Danny DeVito directs this black comedy about a long-married couple in the throes of divorce at the height of the materialistic 1980s, and his second feature far surpasses his first effort, THROW MOMMA FROM THE TRAIN, in style, substance, and comedic impact. Barbara and Oliver Rose were the perfect couple--he was a prominent Washington lawyer, she had a wildly successful catering business, they had a great house, great art, great cars and great kids. But when Barbara begins to wonder about life without Oliver, she likes what she sees and sues for divorce; unfortunately, neither of them likes the prospect of life without their opulent home, and war is waged to determine who will keep it. The pair become increasingly outlandish in their battle tactics, moving from cunning to cruel to outright surreal, and DeVito's camera echoes this mood with its unorthodox angles and movement. DeVito himself narrates the action as Oliver Rose's lawyer, and Kathleen Turner and Michael Douglas prove once again their chemistry as a passionately antagonistic couple (ROMANCING THE STONE, JEWEL OF THE NILE).
Danny DeVito - American actor/director, HOFFA (1992)
Danny De Vito - American actor/director, HOFFA (1992)
Heather Fairfield - Actress
Kathleen Turner - American Actress
Sean Astin - Actor, THE GOONIES, RUDY
David Newman - Composer, SERENITY (2005)
Michael Douglas - Actor, THE STREETS OF SAN FRANCISCO/WALL STREET
A black comedy about a wealthy couple embroiled in a bitter divorce. Oliver Rose is a successful lawyer; his wife Barbara has been a committed homemaker with a flair for interior decorating. Together they created a home that looks like something off the pages of "House Beautiful." But after their two kids grow up and leave home, Barbara decides that their perfect marriage isn't so perfect anymore and wants out. Unable to reach an agreement about who will keep the house and everything in it, the Roses become engaged in a vicious battle to the death over the possession of their material objects.

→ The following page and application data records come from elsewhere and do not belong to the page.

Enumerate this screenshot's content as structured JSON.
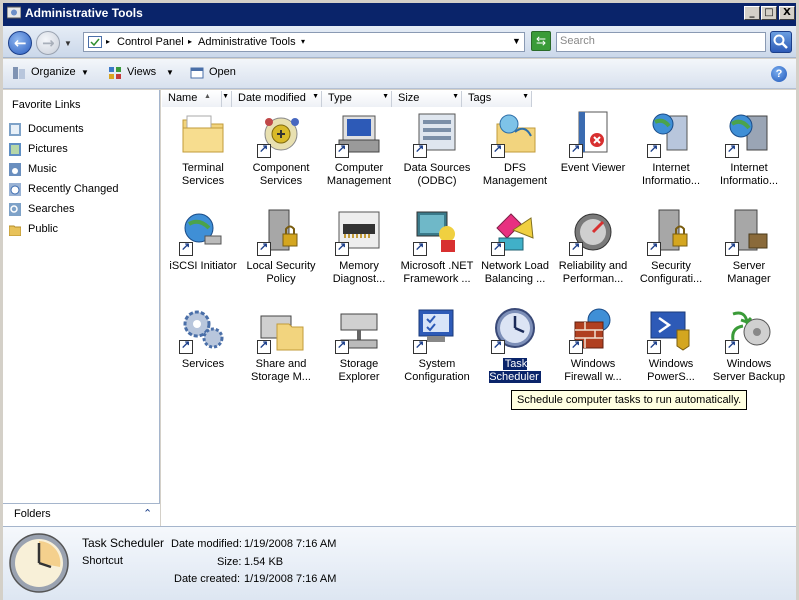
{
  "window": {
    "title": "Administrative Tools",
    "minimize": "_",
    "maximize": "□",
    "close": "X"
  },
  "address": {
    "crumbs": [
      "Control Panel",
      "Administrative Tools"
    ],
    "search_placeholder": "Search"
  },
  "toolbar": {
    "organize": "Organize",
    "views": "Views",
    "open": "Open",
    "help": "?"
  },
  "nav": {
    "heading": "Favorite Links",
    "items": [
      "Documents",
      "Pictures",
      "Music",
      "Recently Changed",
      "Searches",
      "Public"
    ],
    "folders": "Folders"
  },
  "columns": [
    "Name",
    "Date modified",
    "Type",
    "Size",
    "Tags"
  ],
  "items": [
    {
      "label": "Terminal Services",
      "icon": "folder-icon"
    },
    {
      "label": "Component Services",
      "icon": "component-services-icon"
    },
    {
      "label": "Computer Management",
      "icon": "computer-management-icon"
    },
    {
      "label": "Data Sources (ODBC)",
      "icon": "data-sources-icon"
    },
    {
      "label": "DFS Management",
      "icon": "dfs-management-icon"
    },
    {
      "label": "Event Viewer",
      "icon": "event-viewer-icon"
    },
    {
      "label": "Internet Informatio...",
      "icon": "iis-icon"
    },
    {
      "label": "Internet Informatio...",
      "icon": "iis6-icon"
    },
    {
      "label": "iSCSI Initiator",
      "icon": "iscsi-icon"
    },
    {
      "label": "Local Security Policy",
      "icon": "security-policy-icon"
    },
    {
      "label": "Memory Diagnost...",
      "icon": "memory-icon"
    },
    {
      "label": "Microsoft .NET Framework ...",
      "icon": "dotnet-icon"
    },
    {
      "label": "Network Load Balancing ...",
      "icon": "nlb-icon"
    },
    {
      "label": "Reliability and Performan...",
      "icon": "gauge-icon"
    },
    {
      "label": "Security Configurati...",
      "icon": "security-config-icon"
    },
    {
      "label": "Server Manager",
      "icon": "server-manager-icon"
    },
    {
      "label": "Services",
      "icon": "gears-icon"
    },
    {
      "label": "Share and Storage M...",
      "icon": "share-storage-icon"
    },
    {
      "label": "Storage Explorer",
      "icon": "storage-explorer-icon"
    },
    {
      "label": "System Configuration",
      "icon": "system-config-icon"
    },
    {
      "label": "Task Scheduler",
      "icon": "clock-icon"
    },
    {
      "label": "Windows Firewall w...",
      "icon": "firewall-icon"
    },
    {
      "label": "Windows PowerS...",
      "icon": "powershell-icon"
    },
    {
      "label": "Windows Server Backup",
      "icon": "backup-icon"
    }
  ],
  "tooltip": "Schedule computer tasks to run automatically.",
  "details": {
    "name": "Task Scheduler",
    "type": "Shortcut",
    "modified_label": "Date modified:",
    "modified_value": "1/19/2008 7:16 AM",
    "size_label": "Size:",
    "size_value": "1.54 KB",
    "created_label": "Date created:",
    "created_value": "1/19/2008 7:16 AM"
  }
}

Estimated budget $30 million. Filmed in Panavision and DeLuxe color in Los Angeles, California and Coupeville, Washington. Began shooting March 21, 1989; complete shooting June 1989. Released in the USA December 8, 1989. Shown at the Berlin Film Festival (in competition) February 9-20, 1990. Released on video June 28, 1990. Additional cast: Trenton Teigen (Josh at 10) and Bethany McKinney (Carolyn at 10). Popeye played Bennie the Dog and Tyler played Kitty-Kitty the Cat. Additional music credits: "We Wish You a Merry Christmas" performed by the Sesame Street Cast and arranged by Sam Pottle. Body doubles creation for Michael Douglas and Kathleen Turner by Thomas R. Burman and Bari Dreiband-Burman. Body makeup by Gina Rylander. Rated BBFC 15 by the British Board of Film Classification. The Special Edition Laserdisc includes an introduction and commentary by Danny DeVito, additional scenes deleted from the theatrical release, the original theatrical trailer, the film's script, production designs and stills, posters, and props.
"...A deliriously mean-spirited free-for-all....[Turner and Douglas are at their] comic best when being as awful as both are required to be here..." - 12/08/1989 New York Times, p.C16
"...Biting and vicious....It's also thoughtful, laceratingly funny and bravely true to its own black-and-blue comic vision..." - 12/08/1989 Los Angeles Times, p.C1
4 stars out of 5 -- "[T]he two leads battle with such gusto that it's fun to be sitting at ringside..." - 03/01/2013 Total Film